Sunday marked the eve of the second anniversary of the Waldo Canyon Fire.
The Waldo Canyon Fire sparked on June 23, 2012. It took two lives and destroyed more than 300 homes. It's Colorado's most expensive wildfire on record with $350 million in claims filed.
The wildfire devastated the Mountain Shadows community in western Colorado Springs. At Parkside at Mountain Shadows subdivision, 141 of 178 homes were destroyed in the flames.
For two years, residents have worked diligently to restore the neighborhood. There are still vacant lots and empty homes, but many people have moved back in.
Three neighbors living on one cal de sac in the subdivision lost everything in the Waldo Canyon Fire.
Mike Mortensen said the rebuilding process was difficult, but knew he couldn't live anywhere else.
"Great neighbors and I wouldn't want to be anywhere else. It was worth the pain of going through the building process and living in an apartment. All the things that go along with that. But it's good to be back," said Mortensen.
He said his new home is beautiful and he is happy to be finished with landscaping. He found comfort in the support from his community.
"It (Waldo Canyon Fire) brought us all closer as a community. A lot of neighbors I didn't know before the fire and now we are really close.
Carole Duddles lives next to Mortensen. She agrees that strength in this community has helped her family heal after loosing everything in the fire.

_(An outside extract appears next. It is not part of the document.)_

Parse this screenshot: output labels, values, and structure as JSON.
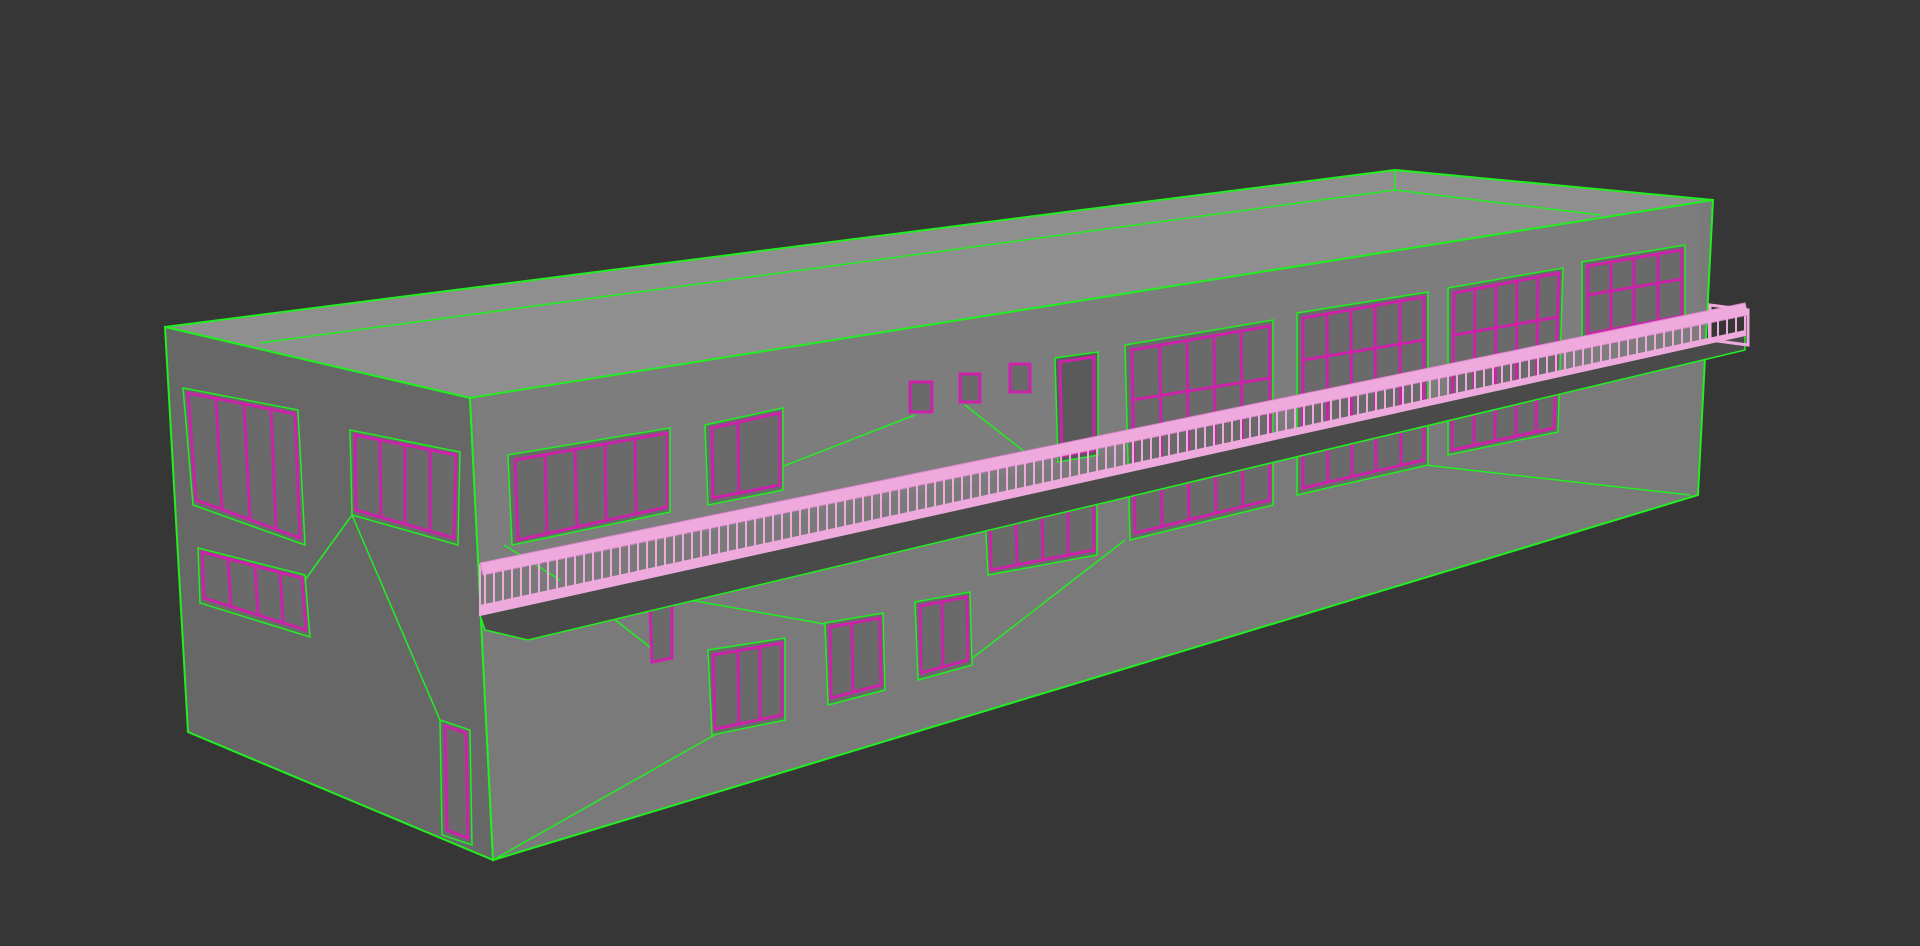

"There is a lot of support with neighbors, we have really appreciated that because everyone has gone through it together, we really appreciate that," said Duddles.
It took her family almost one and a half years to moved back into the neighborhood. Her family spent months perfecting the plan for her new home. While she is sad about things she lost in the fire, she is thrilled about their new home.
"Being able to come back to a beautiful new home was awesome," said Duddles.
Anna Rottenborn, 12, lives with her family next door to the Duddles and the Mortensen.
She was apprehensive about what was in store for her family after their home was lost in the flames. She still thinks about her old home.
"I know that seems kind of silly but I miss the grass, I miss the full grown trees, that is one of the things I most miss," said Rottenborn.
She said her new home is "a lot more beautiful and spacious and awesome" than the one she left behind.